Designed to put us to the test, to determine if we were indeed worthy of our aunties’ fortune, Victoria’s Last Challenge provided a great mix of puzzles, secured by not just by padlocks, but also a few more unique things. The game was absolutely filled with a great many satisfying escape room “classics” combined with some delightfully clever moments that just didn’t let up with the “Ah ha!” moments. Cyphers, codes, observation puzzles, logic, maths, pattern recognition – if you expect a certain type of puzzle to be in an escape room, it was probably here. And of course, no escape room is complete without the need for a good rummage around the space, and Victoria’s Last Challenge certainly required us to have a good search. But whatever the style, the puzzles were invariably fair, and well signposted. In fact, even the one solution that we somehow managed to arrive at out of pure luck and were wondering “How on Earth were we meant to figure that out?” actually had a delightful puzzle attached to it.

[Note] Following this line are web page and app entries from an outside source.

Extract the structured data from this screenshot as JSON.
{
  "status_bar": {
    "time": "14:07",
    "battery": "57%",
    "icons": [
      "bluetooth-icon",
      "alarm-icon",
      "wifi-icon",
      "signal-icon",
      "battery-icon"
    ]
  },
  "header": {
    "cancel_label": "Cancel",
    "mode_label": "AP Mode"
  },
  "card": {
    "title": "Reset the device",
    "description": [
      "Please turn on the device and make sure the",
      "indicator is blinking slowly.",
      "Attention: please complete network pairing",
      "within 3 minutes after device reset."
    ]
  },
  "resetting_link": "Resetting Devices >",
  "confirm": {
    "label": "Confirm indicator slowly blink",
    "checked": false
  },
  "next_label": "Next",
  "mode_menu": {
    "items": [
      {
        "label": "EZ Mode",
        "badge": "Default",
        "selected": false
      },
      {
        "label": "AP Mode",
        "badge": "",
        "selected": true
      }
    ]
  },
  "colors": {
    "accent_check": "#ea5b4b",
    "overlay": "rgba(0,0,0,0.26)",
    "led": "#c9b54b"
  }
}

Tim very much used his acting skills to bring our briefing to life. I almost believed I actually had a Great Aunt Victoria and her spirit was in the room with me. But thoroughly entertaining briefing aside, Tim was an excellent host. Friendly, conversational, and most of all, intuitive to our struggles.
Gord and I have good days and bad days with our brains, and on days where we need hints, our preferred method of being clued is for the GM to chime in when they think we’re being idiots to prevent our own frustration. This is the way Tim delivered clues. If he noticed that we needed a bit of help, we would hear a loud “Bong!” at which point we could decide, with either a thumbs up or a thumbs down, if we agreed that we needed a clue. Of course, if the GM thinks we need a clue, we’re inclined to agree, and these popped up on the screen in the corner.
Victoria’s Last Challenge is the epitome of classic escape room, with solid and logical puzzles that are sure to thrill new escapees and please enthusiasts.
Team: 2 players – escaped in 41mins
Address: 91 Devizes Road, Bromham, Chippenham, England